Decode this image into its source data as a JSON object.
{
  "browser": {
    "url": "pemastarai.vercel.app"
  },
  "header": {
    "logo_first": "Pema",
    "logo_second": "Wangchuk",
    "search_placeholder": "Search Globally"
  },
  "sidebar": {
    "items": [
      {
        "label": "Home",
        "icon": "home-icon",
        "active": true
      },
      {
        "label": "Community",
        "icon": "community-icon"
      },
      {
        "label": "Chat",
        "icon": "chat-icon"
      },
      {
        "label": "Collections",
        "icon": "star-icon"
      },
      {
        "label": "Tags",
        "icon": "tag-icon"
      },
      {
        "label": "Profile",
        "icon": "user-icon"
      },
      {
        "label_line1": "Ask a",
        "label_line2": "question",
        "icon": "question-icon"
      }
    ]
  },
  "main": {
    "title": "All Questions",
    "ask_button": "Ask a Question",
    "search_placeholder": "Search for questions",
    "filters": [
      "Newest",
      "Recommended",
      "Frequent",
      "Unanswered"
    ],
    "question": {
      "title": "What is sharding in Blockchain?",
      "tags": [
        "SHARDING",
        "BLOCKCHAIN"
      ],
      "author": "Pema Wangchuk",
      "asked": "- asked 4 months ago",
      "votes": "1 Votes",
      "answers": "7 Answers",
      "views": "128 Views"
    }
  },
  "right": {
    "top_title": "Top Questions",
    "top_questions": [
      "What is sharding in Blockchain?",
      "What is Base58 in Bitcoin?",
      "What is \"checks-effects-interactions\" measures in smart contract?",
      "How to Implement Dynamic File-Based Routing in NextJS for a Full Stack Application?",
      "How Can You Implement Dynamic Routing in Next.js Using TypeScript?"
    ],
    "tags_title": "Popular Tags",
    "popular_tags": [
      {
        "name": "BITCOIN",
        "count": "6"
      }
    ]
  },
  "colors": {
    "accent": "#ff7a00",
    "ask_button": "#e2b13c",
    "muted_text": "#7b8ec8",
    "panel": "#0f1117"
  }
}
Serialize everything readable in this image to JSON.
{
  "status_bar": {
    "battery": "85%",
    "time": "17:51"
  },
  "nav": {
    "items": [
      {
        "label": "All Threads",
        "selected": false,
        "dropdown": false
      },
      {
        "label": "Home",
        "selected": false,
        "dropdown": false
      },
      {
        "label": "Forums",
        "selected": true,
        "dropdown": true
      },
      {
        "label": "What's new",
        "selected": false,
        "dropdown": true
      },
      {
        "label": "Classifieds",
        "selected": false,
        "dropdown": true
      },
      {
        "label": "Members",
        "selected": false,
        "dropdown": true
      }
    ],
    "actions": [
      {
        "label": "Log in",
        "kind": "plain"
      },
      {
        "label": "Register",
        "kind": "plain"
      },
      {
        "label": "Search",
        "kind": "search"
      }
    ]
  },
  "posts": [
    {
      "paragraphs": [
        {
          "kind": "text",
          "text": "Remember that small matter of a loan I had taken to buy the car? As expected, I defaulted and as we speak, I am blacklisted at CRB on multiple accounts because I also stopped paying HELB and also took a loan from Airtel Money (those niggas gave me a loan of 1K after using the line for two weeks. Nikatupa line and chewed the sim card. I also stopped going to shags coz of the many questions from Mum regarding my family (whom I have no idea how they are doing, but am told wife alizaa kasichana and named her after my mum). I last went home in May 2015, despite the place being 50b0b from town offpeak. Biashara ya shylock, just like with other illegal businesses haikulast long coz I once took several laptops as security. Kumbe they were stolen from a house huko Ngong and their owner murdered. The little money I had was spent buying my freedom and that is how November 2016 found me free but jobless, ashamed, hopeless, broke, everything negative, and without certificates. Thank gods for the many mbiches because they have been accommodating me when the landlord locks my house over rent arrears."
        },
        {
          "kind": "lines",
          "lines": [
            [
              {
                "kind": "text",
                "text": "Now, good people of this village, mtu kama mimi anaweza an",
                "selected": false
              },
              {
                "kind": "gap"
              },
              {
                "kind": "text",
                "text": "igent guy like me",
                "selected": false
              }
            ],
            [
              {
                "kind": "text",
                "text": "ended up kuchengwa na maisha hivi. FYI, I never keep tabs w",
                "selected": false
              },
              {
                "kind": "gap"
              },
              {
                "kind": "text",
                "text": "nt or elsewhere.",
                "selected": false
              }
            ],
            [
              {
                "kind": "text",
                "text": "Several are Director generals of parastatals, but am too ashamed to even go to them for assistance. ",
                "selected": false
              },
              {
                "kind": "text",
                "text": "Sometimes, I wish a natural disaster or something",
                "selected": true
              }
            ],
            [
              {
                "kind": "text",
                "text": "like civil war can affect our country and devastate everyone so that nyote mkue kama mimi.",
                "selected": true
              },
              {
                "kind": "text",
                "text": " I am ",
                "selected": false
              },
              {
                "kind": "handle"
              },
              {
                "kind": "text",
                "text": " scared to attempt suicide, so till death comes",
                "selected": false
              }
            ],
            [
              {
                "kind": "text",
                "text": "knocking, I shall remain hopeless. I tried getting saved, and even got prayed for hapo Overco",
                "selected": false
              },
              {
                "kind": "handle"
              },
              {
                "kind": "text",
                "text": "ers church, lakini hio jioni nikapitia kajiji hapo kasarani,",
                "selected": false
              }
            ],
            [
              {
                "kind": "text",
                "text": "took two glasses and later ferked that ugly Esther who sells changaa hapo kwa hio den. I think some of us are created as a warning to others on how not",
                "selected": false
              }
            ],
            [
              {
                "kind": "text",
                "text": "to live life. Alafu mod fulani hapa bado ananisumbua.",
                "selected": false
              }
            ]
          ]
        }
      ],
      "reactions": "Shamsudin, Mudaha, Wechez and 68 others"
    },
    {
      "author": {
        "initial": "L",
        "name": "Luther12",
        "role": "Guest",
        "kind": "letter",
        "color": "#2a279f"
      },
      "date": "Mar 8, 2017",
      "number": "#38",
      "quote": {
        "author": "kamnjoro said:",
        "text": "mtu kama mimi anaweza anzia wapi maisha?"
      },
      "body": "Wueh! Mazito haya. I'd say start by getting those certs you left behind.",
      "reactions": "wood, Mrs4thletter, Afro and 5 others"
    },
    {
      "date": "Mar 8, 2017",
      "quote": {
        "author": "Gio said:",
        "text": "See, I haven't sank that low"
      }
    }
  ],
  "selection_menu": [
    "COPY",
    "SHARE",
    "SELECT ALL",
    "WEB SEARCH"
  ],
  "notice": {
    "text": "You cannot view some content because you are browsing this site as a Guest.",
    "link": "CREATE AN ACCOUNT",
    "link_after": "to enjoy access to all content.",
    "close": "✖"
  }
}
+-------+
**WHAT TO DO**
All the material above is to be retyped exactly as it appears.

**ANSWER TO THIS EXERCISE**
Decode this image into its source data as a JSON object.
{
  "browser": {
    "url": "pemastarai.vercel.app"
  },
  "header": {
    "logo_first": "Pema",
    "logo_second": "Wangchuk",
    "search_placeholder": "Search Globally"
  },
  "sidebar": {
    "items": [
      {
        "label": "Home",
        "icon": "home-icon",
        "active": true
      },
      {
        "label": "Community",
        "icon": "community-icon"
      },
      {
        "label": "Chat",
        "icon": "chat-icon"
      },
      {
        "label": "Collections",
        "icon": "star-icon"
      },
      {
        "label": "Tags",
        "icon": "tag-icon"
      },
      {
        "label": "Profile",
        "icon": "user-icon"
      },
      {
        "label_line1": "Ask a",
        "label_line2": "question",
        "icon": "question-icon"
      }
    ]
  },
  "main": {
    "title": "All Questions",
    "ask_button": "Ask a Question",
    "search_placeholder": "Search for questions",
    "filters": [
      "Newest",
      "Recommended",
      "Frequent",
      "Unanswered"
    ],
    "question": {
      "title": "What is sharding in Blockchain?",
      "tags": [
        "SHARDING",
        "BLOCKCHAIN"
      ],
      "author": "Pema Wangchuk",
      "asked": "- asked 4 months ago",
      "votes": "1 Votes",
      "answers": "7 Answers",
      "views": "128 Views"
    }
  },
  "right": {
    "top_title": "Top Questions",
    "top_questions": [
      "What is sharding in Blockchain?",
      "What is Base58 in Bitcoin?",
      "What is \"checks-effects-interactions\" measures in smart contract?",
      "How to Implement Dynamic File-Based Routing in NextJS for a Full Stack Application?",
      "How Can You Implement Dynamic Routing in Next.js Using TypeScript?"
    ],
    "tags_title": "Popular Tags",
    "popular_tags": [
      {
        "name": "BITCOIN",
        "count": "6"
      }
    ]
  },
  "colors": {
    "accent": "#ff7a00",
    "ask_button": "#e2b13c",
    "muted_text": "#7b8ec8",
    "panel": "#0f1117"
  }
}
Serialize everything readable in this image to JSON.
{
  "status_bar": {
    "battery": "85%",
    "time": "17:51"
  },
  "nav": {
    "items": [
      {
        "label": "All Threads",
        "selected": false,
        "dropdown": false
      },
      {
        "label": "Home",
        "selected": false,
        "dropdown": false
      },
      {
        "label": "Forums",
        "selected": true,
        "dropdown": true
      },
      {
        "label": "What's new",
        "selected": false,
        "dropdown": true
      },
      {
        "label": "Classifieds",
        "selected": false,
        "dropdown": true
      },
      {
        "label": "Members",
        "selected": false,
        "dropdown": true
      }
    ],
    "actions": [
      {
        "label": "Log in",
        "kind": "plain"
      },
      {
        "label": "Register",
        "kind": "plain"
      },
      {
        "label": "Search",
        "kind": "search"
      }
    ]
  },
  "posts": [
    {
      "paragraphs": [
        {
          "kind": "text",
          "text": "Remember that small matter of a loan I had taken to buy the car? As expected, I defaulted and as we speak, I am blacklisted at CRB on multiple accounts because I also stopped paying HELB and also took a loan from Airtel Money (those niggas gave me a loan of 1K after using the line for two weeks. Nikatupa line and chewed the sim card. I also stopped going to shags coz of the many questions from Mum regarding my family (whom I have no idea how they are doing, but am told wife alizaa kasichana and named her after my mum). I last went home in May 2015, despite the place being 50b0b from town offpeak. Biashara ya shylock, just like with other illegal businesses haikulast long coz I once took several laptops as security. Kumbe they were stolen from a house huko Ngong and their owner murdered. The little money I had was spent buying my freedom and that is how November 2016 found me free but jobless, ashamed, hopeless, broke, everything negative, and without certificates. Thank gods for the many mbiches because they have been accommodating me when the landlord locks my house over rent arrears."
        },
        {
          "kind": "lines",
          "lines": [
            [
              {
                "kind": "text",
                "text": "Now, good people of this village, mtu kama mimi anaweza an",
                "selected": false
              },
              {
                "kind": "gap"
              },
              {
                "kind": "text",
                "text": "igent guy like me",
                "selected": false
              }
            ],
            [
              {
                "kind": "text",
                "text": "ended up kuchengwa na maisha hivi. FYI, I never keep tabs w",
                "selected": false
              },
              {
                "kind": "gap"
              },
              {
                "kind": "text",
                "text": "nt or elsewhere.",
                "selected": false
              }
            ],
            [
              {
                "kind": "text",
                "text": "Several are Director generals of parastatals, but am too ashamed to even go to them for assistance. ",
                "selected": false
              },
              {
                "kind": "text",
                "text": "Sometimes, I wish a natural disaster or something",
                "selected": true
              }
            ],
            [
              {
                "kind": "text",
                "text": "like civil war can affect our country and devastate everyone so that nyote mkue kama mimi.",
                "selected": true
              },
              {
                "kind": "text",
                "text": " I am ",
                "selected": false
              },
              {
                "kind": "handle"
              },
              {
                "kind": "text",
                "text": " scared to attempt suicide, so till death comes",
                "selected": false
              }
            ],
            [
              {
                "kind": "text",
                "text": "knocking, I shall remain hopeless. I tried getting saved, and even got prayed for hapo Overco",
                "selected": false
              },
              {
                "kind": "handle"
              },
              {
                "kind": "text",
                "text": "ers church, lakini hio jioni nikapitia kajiji hapo kasarani,",
                "selected": false
              }
            ],
            [
              {
                "kind": "text",
                "text": "took two glasses and later ferked that ugly Esther who sells changaa hapo kwa hio den. I think some of us are created as a warning to others on how not",
                "selected": false
              }
            ],
            [
              {
                "kind": "text",
                "text": "to live life. Alafu mod fulani hapa bado ananisumbua.",
                "selected": false
              }
            ]
          ]
        }
      ],
      "reactions": "Shamsudin, Mudaha, Wechez and 68 others"
    },
    {
      "author": {
        "initial": "L",
        "name": "Luther12",
        "role": "Guest",
        "kind": "letter",
        "color": "#2a279f"
      },
      "date": "Mar 8, 2017",
      "number": "#38",
      "quote": {
        "author": "kamnjoro said:",
        "text": "mtu kama mimi anaweza anzia wapi maisha?"
      },
      "body": "Wueh! Mazito haya. I'd say start by getting those certs you left behind.",
      "reactions": "wood, Mrs4thletter, Afro and 5 others"
    },
    {
      "date": "Mar 8, 2017",
      "quote": {
        "author": "Gio said:",
        "text": "See, I haven't sank that low"
      }
    }
  ],
  "selection_menu": [
    "COPY",
    "SHARE",
    "SELECT ALL",
    "WEB SEARCH"
  ],
  "notice": {
    "text": "You cannot view some content because you are browsing this site as a Guest.",
    "link": "CREATE AN ACCOUNT",
    "link_after": "to enjoy access to all content.",
    "close": "✖"
  }
}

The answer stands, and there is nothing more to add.